§ **Instructions for the task**
Find every line below where the string "true" shows up, and copy those lines.

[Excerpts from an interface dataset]
------------------------------------------------------------

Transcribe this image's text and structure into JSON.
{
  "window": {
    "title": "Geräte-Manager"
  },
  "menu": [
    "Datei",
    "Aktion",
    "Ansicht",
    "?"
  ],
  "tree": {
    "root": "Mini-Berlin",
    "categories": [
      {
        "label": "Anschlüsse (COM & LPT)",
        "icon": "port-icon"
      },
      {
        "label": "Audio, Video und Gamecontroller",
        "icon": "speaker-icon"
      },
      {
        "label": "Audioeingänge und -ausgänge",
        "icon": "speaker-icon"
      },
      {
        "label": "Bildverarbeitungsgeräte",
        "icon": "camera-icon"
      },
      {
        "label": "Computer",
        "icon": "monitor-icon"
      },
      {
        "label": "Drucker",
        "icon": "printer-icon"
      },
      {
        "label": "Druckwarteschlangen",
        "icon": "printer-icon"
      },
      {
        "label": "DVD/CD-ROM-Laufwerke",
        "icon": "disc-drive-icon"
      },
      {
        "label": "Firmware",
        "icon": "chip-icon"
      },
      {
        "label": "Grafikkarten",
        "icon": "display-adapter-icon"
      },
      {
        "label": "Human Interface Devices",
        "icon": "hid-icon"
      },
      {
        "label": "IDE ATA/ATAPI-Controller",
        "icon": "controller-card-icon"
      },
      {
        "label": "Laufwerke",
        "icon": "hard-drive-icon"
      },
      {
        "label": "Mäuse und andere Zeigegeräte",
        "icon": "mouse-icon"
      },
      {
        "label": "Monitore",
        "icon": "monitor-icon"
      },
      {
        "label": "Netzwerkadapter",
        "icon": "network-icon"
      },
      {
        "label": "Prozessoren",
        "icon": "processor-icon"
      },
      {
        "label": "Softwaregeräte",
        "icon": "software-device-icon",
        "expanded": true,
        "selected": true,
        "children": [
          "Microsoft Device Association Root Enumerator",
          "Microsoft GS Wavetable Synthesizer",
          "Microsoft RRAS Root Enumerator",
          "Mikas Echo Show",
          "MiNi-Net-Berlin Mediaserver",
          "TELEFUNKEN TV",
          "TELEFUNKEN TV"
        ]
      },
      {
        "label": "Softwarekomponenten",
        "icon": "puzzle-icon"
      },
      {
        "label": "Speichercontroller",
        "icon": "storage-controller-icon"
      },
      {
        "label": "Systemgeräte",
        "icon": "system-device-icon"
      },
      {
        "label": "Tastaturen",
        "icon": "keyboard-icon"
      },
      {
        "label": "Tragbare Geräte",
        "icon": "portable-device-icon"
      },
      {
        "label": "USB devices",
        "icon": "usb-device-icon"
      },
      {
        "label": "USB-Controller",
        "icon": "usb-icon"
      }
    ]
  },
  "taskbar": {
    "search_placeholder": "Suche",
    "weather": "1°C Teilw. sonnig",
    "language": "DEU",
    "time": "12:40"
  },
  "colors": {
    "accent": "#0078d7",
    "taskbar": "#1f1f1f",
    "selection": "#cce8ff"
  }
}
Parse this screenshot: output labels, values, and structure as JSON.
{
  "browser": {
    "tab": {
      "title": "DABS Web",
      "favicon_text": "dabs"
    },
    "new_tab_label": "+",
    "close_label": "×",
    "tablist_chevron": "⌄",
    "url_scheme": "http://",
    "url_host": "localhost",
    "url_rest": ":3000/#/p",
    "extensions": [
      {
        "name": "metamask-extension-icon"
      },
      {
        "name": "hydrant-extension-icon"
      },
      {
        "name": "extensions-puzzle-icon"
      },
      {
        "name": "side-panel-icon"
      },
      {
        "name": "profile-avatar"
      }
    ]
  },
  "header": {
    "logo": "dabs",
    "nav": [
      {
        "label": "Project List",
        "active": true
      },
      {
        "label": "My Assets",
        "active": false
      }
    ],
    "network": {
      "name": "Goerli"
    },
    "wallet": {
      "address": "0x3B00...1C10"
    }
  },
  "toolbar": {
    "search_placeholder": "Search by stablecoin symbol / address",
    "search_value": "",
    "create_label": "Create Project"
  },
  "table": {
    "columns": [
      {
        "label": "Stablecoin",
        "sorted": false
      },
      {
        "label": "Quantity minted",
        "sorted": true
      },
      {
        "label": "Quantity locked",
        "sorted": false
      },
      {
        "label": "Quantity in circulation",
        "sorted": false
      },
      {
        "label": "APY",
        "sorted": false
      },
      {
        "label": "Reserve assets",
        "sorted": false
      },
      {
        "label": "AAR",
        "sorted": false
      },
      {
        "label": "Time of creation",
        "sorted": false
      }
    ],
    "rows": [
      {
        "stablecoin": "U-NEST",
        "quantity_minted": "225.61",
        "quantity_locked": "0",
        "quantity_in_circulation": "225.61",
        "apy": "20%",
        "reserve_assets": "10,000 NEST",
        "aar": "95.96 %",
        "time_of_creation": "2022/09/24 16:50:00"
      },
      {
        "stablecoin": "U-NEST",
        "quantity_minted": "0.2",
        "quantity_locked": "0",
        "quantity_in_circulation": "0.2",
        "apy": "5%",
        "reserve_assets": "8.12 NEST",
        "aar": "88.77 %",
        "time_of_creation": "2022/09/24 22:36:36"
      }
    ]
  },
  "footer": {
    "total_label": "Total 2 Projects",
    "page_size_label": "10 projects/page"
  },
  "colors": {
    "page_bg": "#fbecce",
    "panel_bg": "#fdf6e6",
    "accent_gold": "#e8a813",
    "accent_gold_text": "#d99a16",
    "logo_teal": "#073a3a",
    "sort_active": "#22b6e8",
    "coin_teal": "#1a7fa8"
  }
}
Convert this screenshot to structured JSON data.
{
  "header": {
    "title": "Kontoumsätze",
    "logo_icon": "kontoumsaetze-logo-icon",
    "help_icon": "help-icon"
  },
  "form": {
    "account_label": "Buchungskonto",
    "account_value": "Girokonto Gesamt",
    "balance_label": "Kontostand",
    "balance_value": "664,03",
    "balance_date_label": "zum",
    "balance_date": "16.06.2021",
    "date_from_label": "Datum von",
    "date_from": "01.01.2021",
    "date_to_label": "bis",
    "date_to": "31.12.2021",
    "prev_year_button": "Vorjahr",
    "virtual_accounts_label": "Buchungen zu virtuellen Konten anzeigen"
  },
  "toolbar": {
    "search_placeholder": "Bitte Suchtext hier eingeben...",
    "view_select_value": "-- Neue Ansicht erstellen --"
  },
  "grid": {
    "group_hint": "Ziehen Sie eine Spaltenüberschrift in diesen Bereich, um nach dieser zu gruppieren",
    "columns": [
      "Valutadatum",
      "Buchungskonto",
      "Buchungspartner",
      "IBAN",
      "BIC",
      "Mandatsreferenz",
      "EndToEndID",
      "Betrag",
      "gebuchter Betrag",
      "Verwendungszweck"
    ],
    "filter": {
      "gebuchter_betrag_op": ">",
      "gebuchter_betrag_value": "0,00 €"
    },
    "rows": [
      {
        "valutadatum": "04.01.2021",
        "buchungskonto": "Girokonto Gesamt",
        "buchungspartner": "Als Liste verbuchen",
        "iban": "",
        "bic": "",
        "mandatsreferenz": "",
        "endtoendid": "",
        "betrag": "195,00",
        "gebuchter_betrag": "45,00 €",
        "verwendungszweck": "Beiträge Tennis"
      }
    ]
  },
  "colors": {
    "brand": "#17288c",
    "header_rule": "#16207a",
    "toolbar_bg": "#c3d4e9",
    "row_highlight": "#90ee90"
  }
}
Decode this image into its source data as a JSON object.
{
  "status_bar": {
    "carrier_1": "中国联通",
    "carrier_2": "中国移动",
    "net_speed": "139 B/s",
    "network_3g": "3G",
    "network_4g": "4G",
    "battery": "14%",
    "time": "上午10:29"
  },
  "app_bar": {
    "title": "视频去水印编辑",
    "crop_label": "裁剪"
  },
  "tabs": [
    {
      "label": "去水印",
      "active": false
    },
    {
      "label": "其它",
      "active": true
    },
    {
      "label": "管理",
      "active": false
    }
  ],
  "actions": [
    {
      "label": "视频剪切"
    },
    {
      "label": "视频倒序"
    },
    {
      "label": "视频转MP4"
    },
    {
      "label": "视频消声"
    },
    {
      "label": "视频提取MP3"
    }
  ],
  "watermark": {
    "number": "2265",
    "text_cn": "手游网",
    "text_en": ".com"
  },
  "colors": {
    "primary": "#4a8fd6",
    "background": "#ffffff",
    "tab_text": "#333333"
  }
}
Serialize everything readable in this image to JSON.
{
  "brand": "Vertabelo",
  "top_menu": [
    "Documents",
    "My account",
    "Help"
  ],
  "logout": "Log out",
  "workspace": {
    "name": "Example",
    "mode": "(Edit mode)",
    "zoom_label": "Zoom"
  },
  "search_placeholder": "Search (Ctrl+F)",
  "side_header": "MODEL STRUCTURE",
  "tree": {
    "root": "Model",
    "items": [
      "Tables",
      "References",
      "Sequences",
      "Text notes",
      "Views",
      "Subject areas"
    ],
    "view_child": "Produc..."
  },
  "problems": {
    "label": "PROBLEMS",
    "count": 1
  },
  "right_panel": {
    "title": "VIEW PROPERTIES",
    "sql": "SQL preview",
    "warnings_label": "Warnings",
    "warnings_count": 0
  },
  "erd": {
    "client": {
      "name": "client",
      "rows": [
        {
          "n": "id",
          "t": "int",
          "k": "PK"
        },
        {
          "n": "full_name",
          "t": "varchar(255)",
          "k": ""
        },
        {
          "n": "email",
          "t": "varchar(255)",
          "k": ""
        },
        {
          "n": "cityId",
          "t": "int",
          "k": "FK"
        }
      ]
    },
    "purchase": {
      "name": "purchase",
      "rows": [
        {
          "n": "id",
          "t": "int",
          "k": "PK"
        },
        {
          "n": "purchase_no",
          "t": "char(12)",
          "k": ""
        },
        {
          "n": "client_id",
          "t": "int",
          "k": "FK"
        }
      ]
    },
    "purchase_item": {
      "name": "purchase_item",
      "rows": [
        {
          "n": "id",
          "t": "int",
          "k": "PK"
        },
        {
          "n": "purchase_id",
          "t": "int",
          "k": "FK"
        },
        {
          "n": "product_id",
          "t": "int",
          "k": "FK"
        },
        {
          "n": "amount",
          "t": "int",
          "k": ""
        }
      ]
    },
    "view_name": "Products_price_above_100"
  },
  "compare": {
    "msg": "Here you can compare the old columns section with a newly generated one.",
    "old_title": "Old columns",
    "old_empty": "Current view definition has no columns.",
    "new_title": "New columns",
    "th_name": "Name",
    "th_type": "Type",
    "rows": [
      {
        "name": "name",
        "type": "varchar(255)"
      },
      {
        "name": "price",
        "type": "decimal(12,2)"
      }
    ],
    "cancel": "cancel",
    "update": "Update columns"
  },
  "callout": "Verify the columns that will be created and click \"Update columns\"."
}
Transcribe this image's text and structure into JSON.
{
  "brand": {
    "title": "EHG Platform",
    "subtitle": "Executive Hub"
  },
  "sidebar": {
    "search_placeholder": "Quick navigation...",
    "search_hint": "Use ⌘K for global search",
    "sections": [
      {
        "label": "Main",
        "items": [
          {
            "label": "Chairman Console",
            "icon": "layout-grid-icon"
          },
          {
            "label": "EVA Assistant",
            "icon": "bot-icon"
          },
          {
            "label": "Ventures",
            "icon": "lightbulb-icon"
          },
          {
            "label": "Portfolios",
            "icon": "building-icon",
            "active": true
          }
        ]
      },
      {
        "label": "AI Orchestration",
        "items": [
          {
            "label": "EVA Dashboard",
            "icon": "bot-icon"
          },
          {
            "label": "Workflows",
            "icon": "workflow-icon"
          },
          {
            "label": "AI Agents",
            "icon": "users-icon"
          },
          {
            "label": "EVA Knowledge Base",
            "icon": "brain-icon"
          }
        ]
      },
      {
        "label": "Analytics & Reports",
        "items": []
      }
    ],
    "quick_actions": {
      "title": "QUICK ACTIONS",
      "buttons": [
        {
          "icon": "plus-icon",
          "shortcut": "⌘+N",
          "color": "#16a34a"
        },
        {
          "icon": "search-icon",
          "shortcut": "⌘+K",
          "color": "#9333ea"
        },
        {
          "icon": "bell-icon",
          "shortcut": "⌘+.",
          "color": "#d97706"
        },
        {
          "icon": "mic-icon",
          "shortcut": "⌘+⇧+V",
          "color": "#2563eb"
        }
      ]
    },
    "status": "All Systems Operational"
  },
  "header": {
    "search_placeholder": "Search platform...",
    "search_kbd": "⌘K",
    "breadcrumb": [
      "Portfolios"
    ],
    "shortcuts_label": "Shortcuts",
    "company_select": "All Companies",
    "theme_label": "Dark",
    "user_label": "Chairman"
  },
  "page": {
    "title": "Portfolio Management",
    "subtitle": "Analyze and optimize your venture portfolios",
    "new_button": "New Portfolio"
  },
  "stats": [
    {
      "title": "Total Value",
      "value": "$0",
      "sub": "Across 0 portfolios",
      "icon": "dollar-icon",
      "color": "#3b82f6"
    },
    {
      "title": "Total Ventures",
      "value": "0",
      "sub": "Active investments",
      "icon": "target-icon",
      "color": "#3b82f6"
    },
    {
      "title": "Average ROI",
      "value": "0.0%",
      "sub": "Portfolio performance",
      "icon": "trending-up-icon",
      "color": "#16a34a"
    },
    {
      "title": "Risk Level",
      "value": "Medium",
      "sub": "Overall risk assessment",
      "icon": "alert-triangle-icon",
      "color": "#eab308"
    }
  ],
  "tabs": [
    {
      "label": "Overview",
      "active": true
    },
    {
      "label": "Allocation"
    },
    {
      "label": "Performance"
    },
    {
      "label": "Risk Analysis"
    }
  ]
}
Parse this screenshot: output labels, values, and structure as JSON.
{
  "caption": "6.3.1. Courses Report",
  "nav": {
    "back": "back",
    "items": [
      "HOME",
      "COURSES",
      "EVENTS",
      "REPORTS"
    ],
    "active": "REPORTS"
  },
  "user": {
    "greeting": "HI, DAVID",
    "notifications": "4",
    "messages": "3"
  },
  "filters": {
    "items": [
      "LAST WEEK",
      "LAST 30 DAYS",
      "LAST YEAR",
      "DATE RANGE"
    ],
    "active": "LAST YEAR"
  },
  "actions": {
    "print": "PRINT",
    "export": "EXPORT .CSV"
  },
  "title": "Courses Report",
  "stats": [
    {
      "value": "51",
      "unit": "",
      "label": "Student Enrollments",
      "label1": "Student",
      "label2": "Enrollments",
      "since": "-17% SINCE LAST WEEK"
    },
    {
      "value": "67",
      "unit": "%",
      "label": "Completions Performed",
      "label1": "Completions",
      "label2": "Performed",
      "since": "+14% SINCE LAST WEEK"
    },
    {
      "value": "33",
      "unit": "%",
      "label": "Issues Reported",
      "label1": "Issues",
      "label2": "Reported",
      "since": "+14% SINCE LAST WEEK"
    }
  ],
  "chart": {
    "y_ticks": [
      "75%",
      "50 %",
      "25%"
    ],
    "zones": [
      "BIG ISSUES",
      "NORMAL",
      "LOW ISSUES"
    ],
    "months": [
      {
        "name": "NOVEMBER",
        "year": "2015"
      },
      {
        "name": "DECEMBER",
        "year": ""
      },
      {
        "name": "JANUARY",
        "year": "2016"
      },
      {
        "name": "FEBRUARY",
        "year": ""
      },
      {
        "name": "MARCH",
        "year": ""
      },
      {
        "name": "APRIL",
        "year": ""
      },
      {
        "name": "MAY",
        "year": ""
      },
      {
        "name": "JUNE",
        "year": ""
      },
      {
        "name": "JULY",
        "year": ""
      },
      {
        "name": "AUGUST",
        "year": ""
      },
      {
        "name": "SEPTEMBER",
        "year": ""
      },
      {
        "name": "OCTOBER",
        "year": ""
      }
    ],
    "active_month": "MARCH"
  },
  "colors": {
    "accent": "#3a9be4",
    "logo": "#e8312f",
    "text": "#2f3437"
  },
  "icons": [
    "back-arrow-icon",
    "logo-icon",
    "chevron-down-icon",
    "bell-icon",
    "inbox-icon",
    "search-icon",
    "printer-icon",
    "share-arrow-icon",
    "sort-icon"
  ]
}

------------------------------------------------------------

§ **Finished exercise**
        "expanded": true,
        "selected": true,
        "active": true
        "sorted": true
      "active": true
            "active": true
      "active": true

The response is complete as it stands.